WHAT THIS TASK INVOLVES:
Check every line of the material for the word "reading". Copy those that have it.

*** PROVIDED DATA Section Begins ***

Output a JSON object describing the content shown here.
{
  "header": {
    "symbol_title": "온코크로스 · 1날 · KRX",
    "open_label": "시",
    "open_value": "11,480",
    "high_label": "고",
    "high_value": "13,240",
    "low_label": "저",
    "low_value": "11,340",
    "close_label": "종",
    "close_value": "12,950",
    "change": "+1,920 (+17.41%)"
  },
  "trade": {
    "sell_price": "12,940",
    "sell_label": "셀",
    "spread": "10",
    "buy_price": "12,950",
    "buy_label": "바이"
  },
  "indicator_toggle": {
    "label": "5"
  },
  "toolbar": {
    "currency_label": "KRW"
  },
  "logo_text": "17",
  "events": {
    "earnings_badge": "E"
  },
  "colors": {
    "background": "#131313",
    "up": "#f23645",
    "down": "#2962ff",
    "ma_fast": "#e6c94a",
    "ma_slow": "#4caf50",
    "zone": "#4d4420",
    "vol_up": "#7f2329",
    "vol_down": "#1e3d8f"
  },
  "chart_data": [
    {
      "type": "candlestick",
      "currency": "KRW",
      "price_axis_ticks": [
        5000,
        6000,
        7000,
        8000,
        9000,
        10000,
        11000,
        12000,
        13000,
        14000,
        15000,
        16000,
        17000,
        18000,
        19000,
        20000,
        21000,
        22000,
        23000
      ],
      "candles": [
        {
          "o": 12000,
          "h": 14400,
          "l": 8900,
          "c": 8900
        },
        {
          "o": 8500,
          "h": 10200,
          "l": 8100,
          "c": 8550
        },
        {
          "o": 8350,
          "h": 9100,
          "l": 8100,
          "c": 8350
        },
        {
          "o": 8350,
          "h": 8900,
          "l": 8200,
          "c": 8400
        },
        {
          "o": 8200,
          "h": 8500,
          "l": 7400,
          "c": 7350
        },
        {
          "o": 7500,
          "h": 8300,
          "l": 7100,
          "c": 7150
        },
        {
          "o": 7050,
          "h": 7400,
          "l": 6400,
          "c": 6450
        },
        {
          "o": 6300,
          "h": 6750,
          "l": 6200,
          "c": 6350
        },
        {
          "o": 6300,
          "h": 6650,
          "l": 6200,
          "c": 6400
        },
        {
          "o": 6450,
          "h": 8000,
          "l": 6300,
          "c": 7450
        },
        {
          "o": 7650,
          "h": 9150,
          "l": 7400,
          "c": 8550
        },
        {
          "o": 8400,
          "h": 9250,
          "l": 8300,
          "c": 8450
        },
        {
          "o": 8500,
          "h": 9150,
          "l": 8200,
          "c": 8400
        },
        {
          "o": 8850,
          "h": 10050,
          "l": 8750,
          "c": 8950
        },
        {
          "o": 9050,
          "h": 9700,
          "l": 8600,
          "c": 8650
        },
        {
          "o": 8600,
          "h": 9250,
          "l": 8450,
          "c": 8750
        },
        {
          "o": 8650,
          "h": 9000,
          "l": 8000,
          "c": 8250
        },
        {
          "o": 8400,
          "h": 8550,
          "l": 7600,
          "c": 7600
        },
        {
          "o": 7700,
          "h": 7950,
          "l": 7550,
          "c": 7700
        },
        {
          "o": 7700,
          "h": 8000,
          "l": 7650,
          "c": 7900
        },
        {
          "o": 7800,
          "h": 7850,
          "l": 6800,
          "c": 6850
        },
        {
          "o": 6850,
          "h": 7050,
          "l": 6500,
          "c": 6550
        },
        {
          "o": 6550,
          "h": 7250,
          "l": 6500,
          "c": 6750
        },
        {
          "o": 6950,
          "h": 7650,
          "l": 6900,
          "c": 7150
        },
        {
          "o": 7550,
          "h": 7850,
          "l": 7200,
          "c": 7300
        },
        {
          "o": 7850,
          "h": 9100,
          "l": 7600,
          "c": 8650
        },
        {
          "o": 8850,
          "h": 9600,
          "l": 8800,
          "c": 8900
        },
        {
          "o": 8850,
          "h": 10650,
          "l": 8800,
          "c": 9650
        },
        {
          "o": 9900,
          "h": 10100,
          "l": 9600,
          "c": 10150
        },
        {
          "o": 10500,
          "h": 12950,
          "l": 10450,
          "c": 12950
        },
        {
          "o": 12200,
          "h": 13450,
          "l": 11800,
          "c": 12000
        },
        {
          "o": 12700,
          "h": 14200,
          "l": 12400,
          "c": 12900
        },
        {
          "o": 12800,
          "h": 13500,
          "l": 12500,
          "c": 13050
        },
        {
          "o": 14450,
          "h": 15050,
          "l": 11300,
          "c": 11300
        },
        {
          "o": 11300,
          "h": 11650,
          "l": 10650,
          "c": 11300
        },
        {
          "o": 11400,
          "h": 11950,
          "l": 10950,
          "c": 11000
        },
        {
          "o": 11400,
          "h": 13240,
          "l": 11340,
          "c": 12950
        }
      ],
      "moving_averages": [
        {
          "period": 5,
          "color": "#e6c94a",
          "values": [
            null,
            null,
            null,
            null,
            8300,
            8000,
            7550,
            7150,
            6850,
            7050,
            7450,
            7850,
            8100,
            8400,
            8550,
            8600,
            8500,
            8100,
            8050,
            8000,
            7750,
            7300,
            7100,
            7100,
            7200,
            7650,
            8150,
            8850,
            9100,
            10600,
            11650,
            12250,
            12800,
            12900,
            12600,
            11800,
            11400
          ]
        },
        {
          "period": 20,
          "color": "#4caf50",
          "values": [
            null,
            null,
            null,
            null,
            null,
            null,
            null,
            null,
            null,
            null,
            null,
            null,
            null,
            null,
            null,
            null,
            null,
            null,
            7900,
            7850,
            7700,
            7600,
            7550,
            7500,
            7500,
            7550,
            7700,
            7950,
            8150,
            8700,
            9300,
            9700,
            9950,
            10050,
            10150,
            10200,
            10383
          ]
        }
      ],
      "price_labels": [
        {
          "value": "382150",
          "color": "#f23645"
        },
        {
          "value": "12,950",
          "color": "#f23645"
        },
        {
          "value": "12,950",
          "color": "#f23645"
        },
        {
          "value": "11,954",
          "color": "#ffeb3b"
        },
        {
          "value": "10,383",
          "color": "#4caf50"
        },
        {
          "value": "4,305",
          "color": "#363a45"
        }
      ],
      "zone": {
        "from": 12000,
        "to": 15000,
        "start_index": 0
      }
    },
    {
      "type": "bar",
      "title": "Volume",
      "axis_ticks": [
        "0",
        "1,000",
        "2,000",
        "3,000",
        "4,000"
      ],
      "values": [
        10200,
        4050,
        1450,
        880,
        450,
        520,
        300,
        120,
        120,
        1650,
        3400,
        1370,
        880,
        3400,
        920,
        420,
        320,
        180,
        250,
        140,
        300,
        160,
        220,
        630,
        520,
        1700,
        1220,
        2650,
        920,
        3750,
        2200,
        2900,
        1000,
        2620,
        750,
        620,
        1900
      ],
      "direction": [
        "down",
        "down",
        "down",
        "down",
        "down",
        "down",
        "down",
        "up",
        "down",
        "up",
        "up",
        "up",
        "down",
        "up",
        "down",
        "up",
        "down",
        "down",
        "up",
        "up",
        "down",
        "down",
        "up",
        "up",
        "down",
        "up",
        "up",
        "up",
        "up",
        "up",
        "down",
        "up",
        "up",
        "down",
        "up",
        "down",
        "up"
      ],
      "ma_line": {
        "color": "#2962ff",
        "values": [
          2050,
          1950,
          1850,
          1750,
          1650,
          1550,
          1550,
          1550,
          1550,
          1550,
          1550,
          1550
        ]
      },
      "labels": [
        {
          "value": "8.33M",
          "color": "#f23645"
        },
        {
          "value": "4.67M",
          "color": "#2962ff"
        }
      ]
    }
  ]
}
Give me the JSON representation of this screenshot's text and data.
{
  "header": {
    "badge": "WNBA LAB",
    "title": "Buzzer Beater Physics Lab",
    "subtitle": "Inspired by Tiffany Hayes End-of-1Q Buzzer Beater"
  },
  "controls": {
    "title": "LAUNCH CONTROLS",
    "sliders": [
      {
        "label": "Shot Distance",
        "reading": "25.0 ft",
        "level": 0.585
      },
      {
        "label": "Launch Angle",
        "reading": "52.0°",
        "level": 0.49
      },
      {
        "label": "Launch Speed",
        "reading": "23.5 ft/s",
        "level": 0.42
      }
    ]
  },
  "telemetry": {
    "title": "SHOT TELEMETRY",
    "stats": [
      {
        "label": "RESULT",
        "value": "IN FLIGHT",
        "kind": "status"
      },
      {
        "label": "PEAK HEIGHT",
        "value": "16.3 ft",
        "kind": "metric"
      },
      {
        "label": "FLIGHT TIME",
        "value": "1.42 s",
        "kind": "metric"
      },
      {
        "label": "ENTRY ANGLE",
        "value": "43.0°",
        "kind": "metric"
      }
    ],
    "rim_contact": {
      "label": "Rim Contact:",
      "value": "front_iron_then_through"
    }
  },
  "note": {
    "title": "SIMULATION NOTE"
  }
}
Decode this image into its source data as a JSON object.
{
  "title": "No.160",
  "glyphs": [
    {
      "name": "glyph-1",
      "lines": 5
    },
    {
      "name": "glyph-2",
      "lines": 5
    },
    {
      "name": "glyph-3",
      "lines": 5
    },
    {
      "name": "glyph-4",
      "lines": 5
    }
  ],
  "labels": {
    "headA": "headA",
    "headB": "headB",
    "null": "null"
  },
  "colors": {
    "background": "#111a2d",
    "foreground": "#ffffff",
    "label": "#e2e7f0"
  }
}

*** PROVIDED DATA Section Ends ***

RESULT FOR THIS EXERCISE:
        "reading": "25.0 ft",
        "reading": "52.0°",
        "reading": "23.5 ft/s",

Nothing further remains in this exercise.